JOHN FRANCIS MILLS BAILEY “GAIKEZHEYONGAI” (SWIFT WING)
June 2, 1923 – March 18, 2015
John Francis Mills Bailey died peacefully at the Manitoulin Health Centre in Little Current on Wednesday, March, 18, 2015 in his 92nd year. Predeceased by his wife, Joyce Isabelle (Tindle). Survived by his four boys, Chris (Leslie), Peter (Wendi), Mike (Nevena) and Geof (Gail). Predeceased by his brothers, Alden and Howard. Survived by his sister, Thelma (Endicott). Proud Poppa of Erin, Nicole, Stephanie; Alexandra, Coleman, Allison, Cameron, Sophia, Maria; Holly, Matthew, Kaitlyn, Leanne and Sarah. In 1948 as a young adventurous doctor, he made his way to Manitoulin Island to begin a practice in medicine, a career chosen because he wanted to work with and be helpful to others. He endured the hardships that many medical practitioners experience in isolated communities in Northern Ontario. But with determination, dedication and compassion, he served the people of Manitoulin. Whether traveling by rickety biplane into isolated villages or long winter treks across frozen lakes in the dead of night, his patients’ needs were always a priority to him. He cared passionately for the welfare of Islanders and helped establish modern medical facilities and specialist clinics.
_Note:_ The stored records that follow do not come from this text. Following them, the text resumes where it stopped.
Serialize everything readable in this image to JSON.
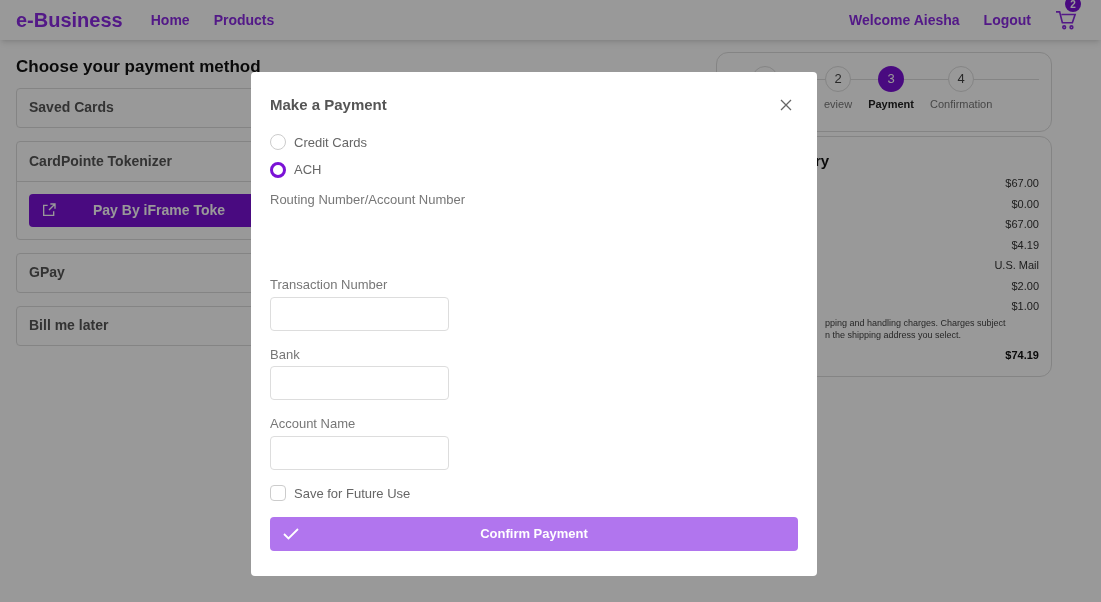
{
  "header": {
    "brand": "e-Business",
    "nav": [
      "Home",
      "Products"
    ],
    "welcome": "Welcome Aiesha",
    "logout": "Logout",
    "cart_count": "2"
  },
  "payment_methods": {
    "title": "Choose your payment method",
    "items": [
      {
        "kind": "plain",
        "label": "Saved Cards"
      },
      {
        "kind": "tokenizer",
        "label": "CardPointe Tokenizer",
        "button": "Pay By iFrame Toke"
      },
      {
        "kind": "plain",
        "label": "GPay"
      },
      {
        "kind": "plain",
        "label": "Bill me later"
      }
    ]
  },
  "stepper": {
    "steps": [
      {
        "number": "2",
        "label": "eview",
        "selected": false
      },
      {
        "number": "3",
        "label": "Payment",
        "selected": true
      },
      {
        "number": "4",
        "label": "Confirmation",
        "selected": false
      }
    ]
  },
  "summary": {
    "heading": "ry",
    "values": [
      "$67.00",
      "$0.00",
      "$67.00",
      "$4.19",
      "U.S. Mail",
      "$2.00",
      "$1.00"
    ],
    "note": [
      "pping and handling charges. Charges subject",
      "n the shipping address you select."
    ],
    "total": "$74.19"
  },
  "modal": {
    "title": "Make a Payment",
    "options": [
      {
        "label": "Credit Cards",
        "selected": false
      },
      {
        "label": "ACH",
        "selected": true
      }
    ],
    "routing_label": "Routing Number/Account Number",
    "fields": [
      {
        "label": "Transaction Number"
      },
      {
        "label": "Bank"
      },
      {
        "label": "Account Name"
      }
    ],
    "save": {
      "label": "Save for Future Use",
      "checked": false
    },
    "confirm_button": "Confirm Payment"
  }
}
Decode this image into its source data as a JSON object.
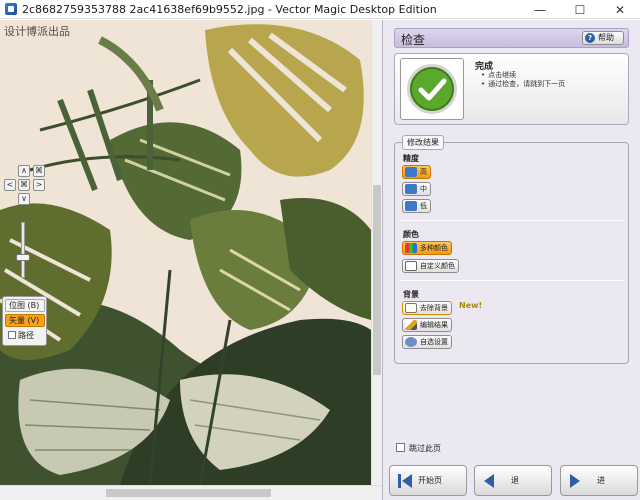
{
  "window": {
    "title": "2c8682759353788 2ac41638ef69b9552.jpg - Vector Magic Desktop Edition",
    "minimize": "—",
    "maximize": "☐",
    "close": "✕"
  },
  "canvas": {
    "watermark": "设计博派出品"
  },
  "nav": {
    "up": "∧",
    "fit": "⌘",
    "left": "<",
    "actual": "⌘",
    "right": ">",
    "down": "∨"
  },
  "view": {
    "bitmap": "位图 (B)",
    "vector": "矢量 (V)",
    "path": "路径"
  },
  "panel": {
    "title": "检查",
    "help": "帮助",
    "status_title": "完成",
    "status_lines": [
      "点击继续",
      "通过检查，请跳到下一页"
    ],
    "group_title": "修改结果",
    "detail": {
      "label": "精度",
      "options": [
        "高",
        "中",
        "低"
      ],
      "selected": "高"
    },
    "color": {
      "label": "颜色",
      "options": [
        "多种颜色",
        "自定义颜色"
      ],
      "selected": "多种颜色"
    },
    "background": {
      "label": "背景",
      "options": [
        "去除背景",
        "编辑结果",
        "自选设置"
      ],
      "new_tag": "New!"
    },
    "skip_label": "跳过此页",
    "footer": {
      "start": "开始页",
      "back": "退",
      "next": "进"
    }
  },
  "colors": {
    "accent": "#f7a218",
    "panel_bg": "#ece8f2",
    "check_green": "#5aa82c"
  }
}
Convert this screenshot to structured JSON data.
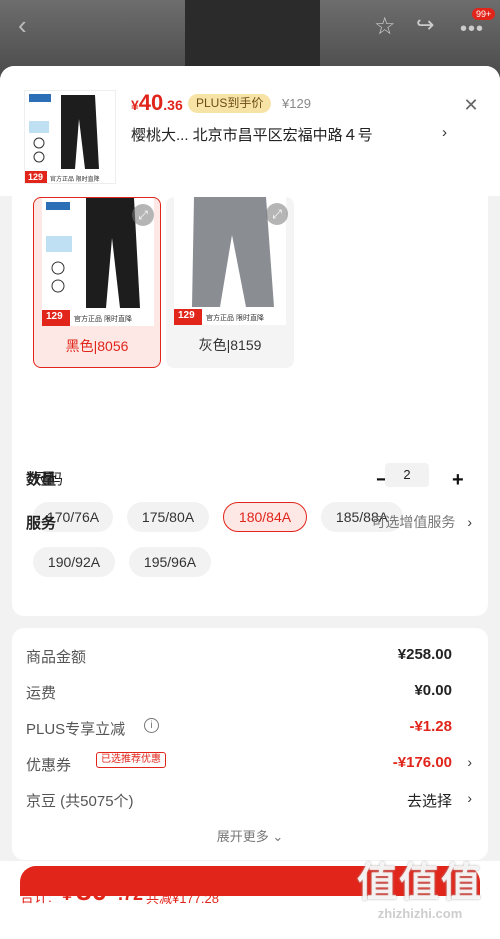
{
  "background": {
    "badge": "99+"
  },
  "header": {
    "price_symbol": "¥",
    "price_int": "40",
    "price_dec": ".36",
    "plus_tag": "PLUS到手价",
    "original_price": "¥129",
    "address": "樱桃大...  北京市昌平区宏福中路４号",
    "thumb_badge": "129",
    "thumb_strip": "官方正品 限时直降"
  },
  "colors": {
    "items": [
      {
        "label": "黑色|8056",
        "selected": true,
        "badge": "129",
        "strip": "官方正品 限时直降"
      },
      {
        "label": "灰色|8159",
        "selected": false,
        "badge": "129",
        "strip": "官方正品 限时直降"
      }
    ]
  },
  "size": {
    "title": "尺码",
    "options": [
      "170/76A",
      "175/80A",
      "180/84A",
      "185/88A",
      "190/92A",
      "195/96A"
    ],
    "selected": "180/84A"
  },
  "quantity": {
    "label": "数量",
    "value": "2"
  },
  "service": {
    "label": "服务",
    "value": "可选增值服务"
  },
  "summary": {
    "goods_label": "商品金额",
    "goods_value": "¥258.00",
    "shipping_label": "运费",
    "shipping_value": "¥0.00",
    "plus_label": "PLUS专享立减",
    "plus_value": "-¥1.28",
    "coupon_label": "优惠券",
    "coupon_tag": "已选推荐优惠",
    "coupon_value": "-¥176.00",
    "beans_label": "京豆 (共5075个)",
    "beans_value": "去选择",
    "expand": "展开更多 ⌄"
  },
  "footer": {
    "total_label": "合计:",
    "total_symbol": "¥",
    "total_int": "80",
    "total_dec": ".72",
    "saved": "共减¥177.28"
  },
  "watermark": {
    "big": "值值值",
    "small": "zhizhizhi.com"
  },
  "colors_palette": {
    "accent": "#e1251b",
    "plus_gold": "#f8e3a7",
    "sheet_bg": "#f2f2f2"
  }
}
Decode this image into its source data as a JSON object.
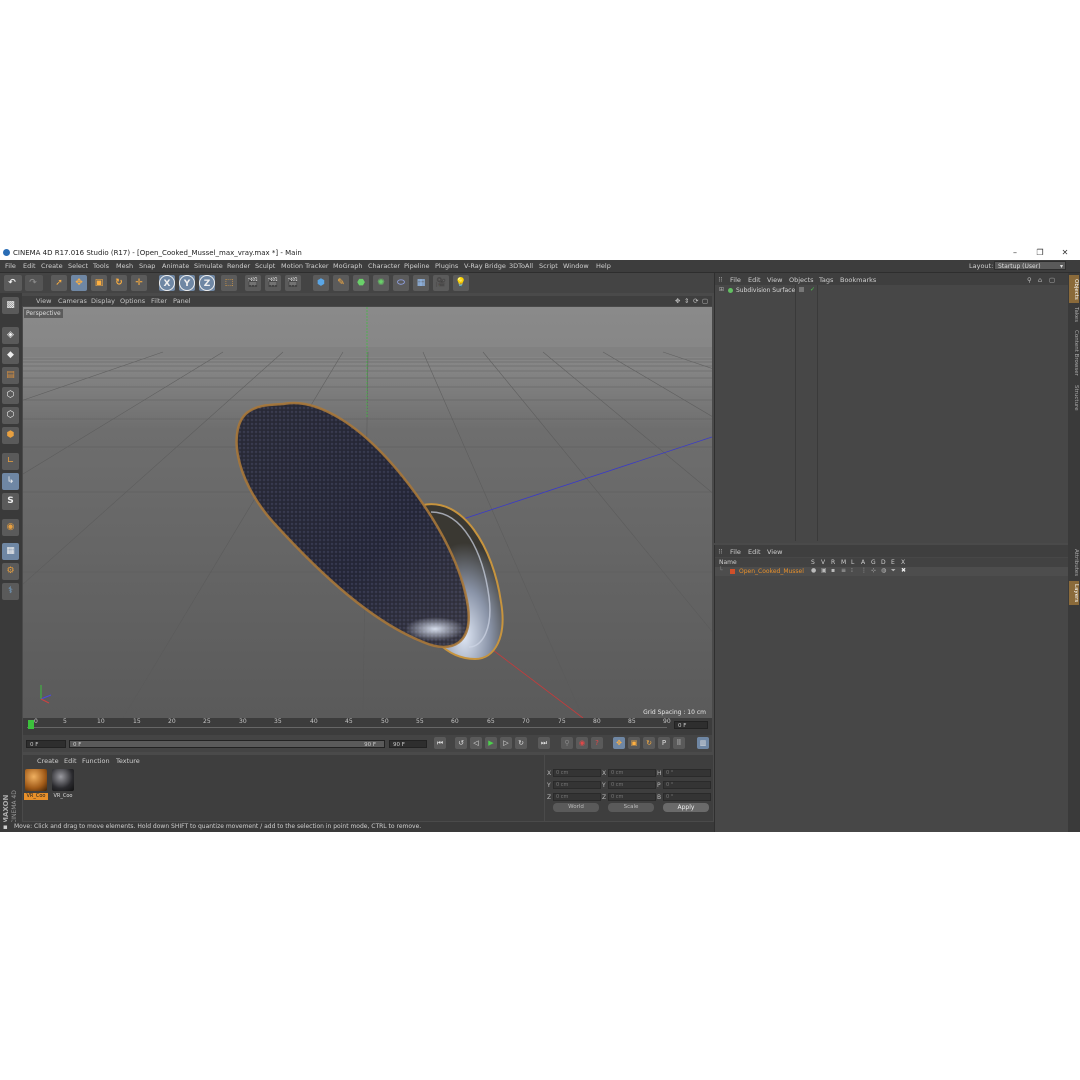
{
  "window": {
    "title": "CINEMA 4D R17.016 Studio (R17) - [Open_Cooked_Mussel_max_vray.max *] - Main",
    "minimize": "–",
    "restore": "❐",
    "close": "✕"
  },
  "menubar": {
    "items": [
      "File",
      "Edit",
      "Create",
      "Select",
      "Tools",
      "Mesh",
      "Snap",
      "Animate",
      "Simulate",
      "Render",
      "Sculpt",
      "Motion Tracker",
      "MoGraph",
      "Character",
      "Pipeline",
      "Plugins",
      "V-Ray Bridge",
      "3DToAll",
      "Script",
      "Window",
      "Help"
    ],
    "layout_label": "Layout:",
    "layout_value": "Startup (User)"
  },
  "toolbar": {
    "axis_x": "X",
    "axis_y": "Y",
    "axis_z": "Z"
  },
  "viewport": {
    "menu": [
      "View",
      "Cameras",
      "Display",
      "Options",
      "Filter",
      "Panel"
    ],
    "label": "Perspective",
    "grid_spacing": "Grid Spacing : 10 cm"
  },
  "timeline": {
    "ticks": [
      "0",
      "5",
      "10",
      "15",
      "20",
      "25",
      "30",
      "35",
      "40",
      "45",
      "50",
      "55",
      "60",
      "65",
      "70",
      "75",
      "80",
      "85",
      "90"
    ],
    "current_frame_right": "0 F",
    "start_frame": "0 F",
    "range_start": "0 F",
    "range_end": "90 F",
    "end_frame": "90 F"
  },
  "material_panel": {
    "menu": [
      "Create",
      "Edit",
      "Function",
      "Texture"
    ],
    "materials": [
      {
        "label": "VR_Coo",
        "color": "#b56a26"
      },
      {
        "label": "VR_Coo",
        "color": "#2b2b2b"
      }
    ]
  },
  "coordinates": {
    "pos_labels": [
      "X",
      "Y",
      "Z"
    ],
    "size_labels": [
      "X",
      "Y",
      "Z"
    ],
    "rot_labels": [
      "H",
      "P",
      "B"
    ],
    "pos_values": [
      "0 cm",
      "0 cm",
      "0 cm"
    ],
    "size_values": [
      "0 cm",
      "0 cm",
      "0 cm"
    ],
    "rot_values": [
      "0 °",
      "0 °",
      "0 °"
    ],
    "mode": "World",
    "type": "Scale",
    "apply": "Apply"
  },
  "status": {
    "text": "Move: Click and drag to move elements. Hold down SHIFT to quantize movement / add to the selection in point mode, CTRL to remove."
  },
  "object_manager": {
    "menu": [
      "File",
      "Edit",
      "View",
      "Objects",
      "Tags",
      "Bookmarks"
    ],
    "objects": [
      {
        "name": "Subdivision Surface"
      }
    ]
  },
  "layer_manager": {
    "menu": [
      "File",
      "Edit",
      "View"
    ],
    "header_name": "Name",
    "header_flags": [
      "S",
      "V",
      "R",
      "M",
      "L",
      "A",
      "G",
      "D",
      "E",
      "X"
    ],
    "layers": [
      {
        "name": "Open_Cooked_Mussel"
      }
    ]
  },
  "right_tabs": [
    "Objects",
    "Takes",
    "Content Browser",
    "Structure",
    "Attributes",
    "Layers"
  ],
  "brand": {
    "maxon": "MAXON",
    "cinema": "CINEMA 4D"
  },
  "colors": {
    "accent_orange": "#e8902a",
    "selection_blue": "#6f87a4",
    "layer_name": "#e8902a"
  }
}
He attracted additional doctors to join his practice and was instrumental in building the Centennial Manor, where he stayed for his last few months. Later in his career he worked closely with and learned from Ron Wakegijig. Together they became “trailblazers” in the assimilation of western medicine with Native medicine. To his last days he was passionate about the benefits of the partnership. His dedication did not go unnoticed as he was recognized for his outstanding contributions to medicine by being selected as the Canadian Family Physician of the Year in 1989. Furthermore he was appointed to membership in the Order of Ontario in 1990. But one of the proudest moments in his career came when he was made an honorary Ojibway Chief (Gaikezheyongai) by the Wikwemikong First Nation in recognition of his care of Native families. When not serving his patients (which was seldom), he could be found with his family, either on his sailboat in the North Channel (aptly named Swift Wing), at their cottage or skiing on the slopes of a nearby ski-hill. Memorial Service at St. Bernard’s Roman Catholic Church on Wednesday, March 25, 2015 at 11 am. Donations to Manitoulin Centennial Manor Auxiliary would be appreciated. If you would like to make a donation to the Manitoulin Centenntial Manor Auxiliary, please bring a cheque payable to them. Record your thoughts, memories and photos at www.islandfuneralhome.ca.